→ Task instructions: The answer must consist of every line below that contains the word "邀请人ID".

Records supplied Block Start

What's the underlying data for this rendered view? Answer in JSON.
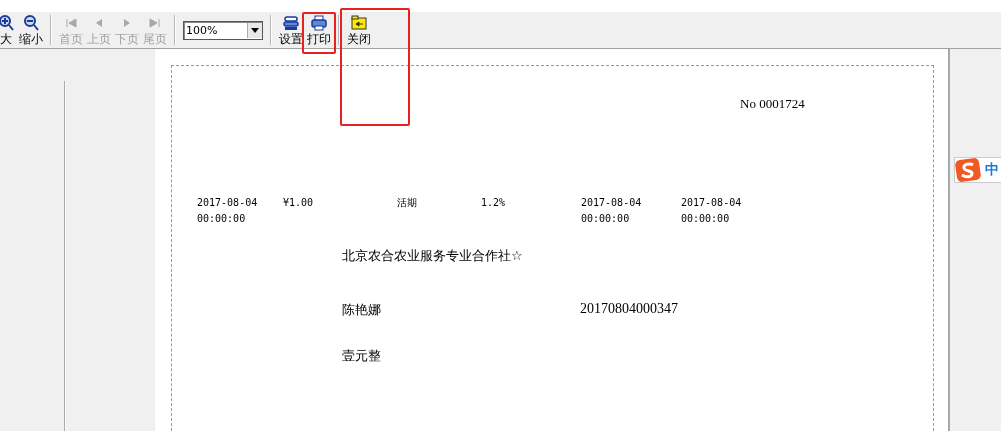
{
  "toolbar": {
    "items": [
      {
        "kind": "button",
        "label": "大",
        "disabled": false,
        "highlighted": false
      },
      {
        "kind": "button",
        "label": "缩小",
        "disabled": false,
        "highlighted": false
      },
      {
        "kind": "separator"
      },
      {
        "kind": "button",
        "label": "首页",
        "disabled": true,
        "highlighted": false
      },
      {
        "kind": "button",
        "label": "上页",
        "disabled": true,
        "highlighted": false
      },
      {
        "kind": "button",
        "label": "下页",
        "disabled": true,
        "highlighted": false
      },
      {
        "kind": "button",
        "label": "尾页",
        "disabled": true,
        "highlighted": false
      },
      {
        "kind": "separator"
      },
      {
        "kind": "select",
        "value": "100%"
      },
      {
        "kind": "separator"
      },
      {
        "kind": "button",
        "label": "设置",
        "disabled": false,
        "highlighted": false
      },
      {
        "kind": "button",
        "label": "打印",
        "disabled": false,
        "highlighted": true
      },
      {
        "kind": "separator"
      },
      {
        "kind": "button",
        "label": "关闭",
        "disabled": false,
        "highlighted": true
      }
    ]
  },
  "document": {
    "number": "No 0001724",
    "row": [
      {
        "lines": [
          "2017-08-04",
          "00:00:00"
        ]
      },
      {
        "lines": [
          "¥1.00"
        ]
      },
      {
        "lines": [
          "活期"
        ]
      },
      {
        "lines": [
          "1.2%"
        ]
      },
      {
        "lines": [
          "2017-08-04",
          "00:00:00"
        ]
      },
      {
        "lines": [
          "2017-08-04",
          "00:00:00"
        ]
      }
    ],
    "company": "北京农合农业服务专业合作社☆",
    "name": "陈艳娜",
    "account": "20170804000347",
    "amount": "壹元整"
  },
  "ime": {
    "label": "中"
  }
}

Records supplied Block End
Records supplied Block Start

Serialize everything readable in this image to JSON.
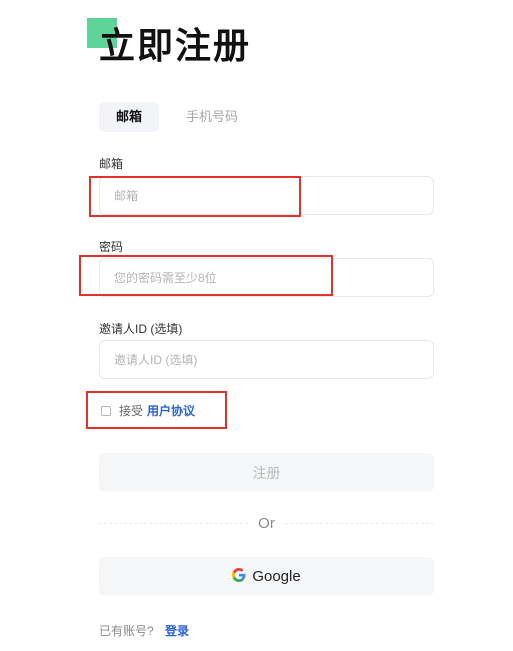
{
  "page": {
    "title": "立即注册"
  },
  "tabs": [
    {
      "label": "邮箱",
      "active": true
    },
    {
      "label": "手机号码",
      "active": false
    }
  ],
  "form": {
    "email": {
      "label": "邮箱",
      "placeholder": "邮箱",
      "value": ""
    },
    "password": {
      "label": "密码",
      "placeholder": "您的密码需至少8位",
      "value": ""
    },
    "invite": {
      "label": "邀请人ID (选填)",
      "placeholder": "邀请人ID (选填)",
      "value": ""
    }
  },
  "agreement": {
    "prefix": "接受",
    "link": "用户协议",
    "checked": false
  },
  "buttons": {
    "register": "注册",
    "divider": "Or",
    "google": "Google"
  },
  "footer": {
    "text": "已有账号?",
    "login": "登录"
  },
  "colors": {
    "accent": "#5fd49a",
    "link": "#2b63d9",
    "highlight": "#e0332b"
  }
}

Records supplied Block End

→ Answer:
      "label": "邀请人ID (选填)",
      "placeholder": "邀请人ID (选填)",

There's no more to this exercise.